◆ **Data supplied**:
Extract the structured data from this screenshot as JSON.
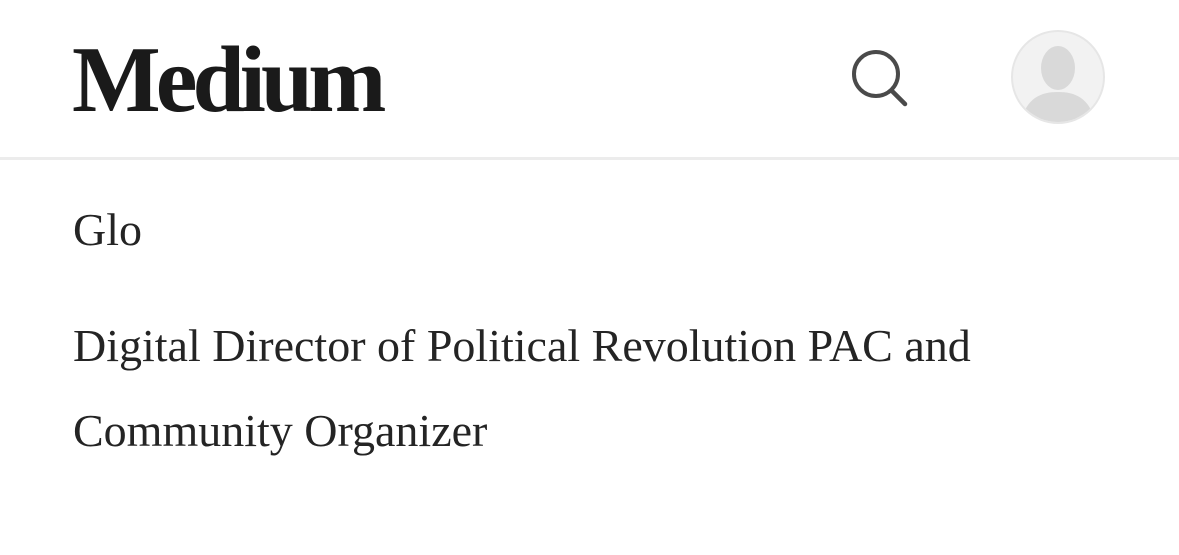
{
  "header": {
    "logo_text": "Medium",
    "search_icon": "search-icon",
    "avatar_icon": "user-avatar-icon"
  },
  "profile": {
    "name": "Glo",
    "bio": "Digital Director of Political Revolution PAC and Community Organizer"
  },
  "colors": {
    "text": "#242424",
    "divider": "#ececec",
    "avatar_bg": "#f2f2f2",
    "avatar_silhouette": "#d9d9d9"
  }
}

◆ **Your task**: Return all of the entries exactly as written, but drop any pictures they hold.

◆ **Finished task**:
Extract the structured data from this screenshot as JSON.
{
  "header": {
    "logo_text": "Medium",
    "search_icon": "search-icon",
    "avatar_icon": "user-avatar-icon"
  },
  "profile": {
    "name": "Glo",
    "bio": "Digital Director of Political Revolution PAC and Community Organizer"
  },
  "colors": {
    "text": "#242424",
    "divider": "#ececec",
    "avatar_bg": "#f2f2f2",
    "avatar_silhouette": "#d9d9d9"
  }
}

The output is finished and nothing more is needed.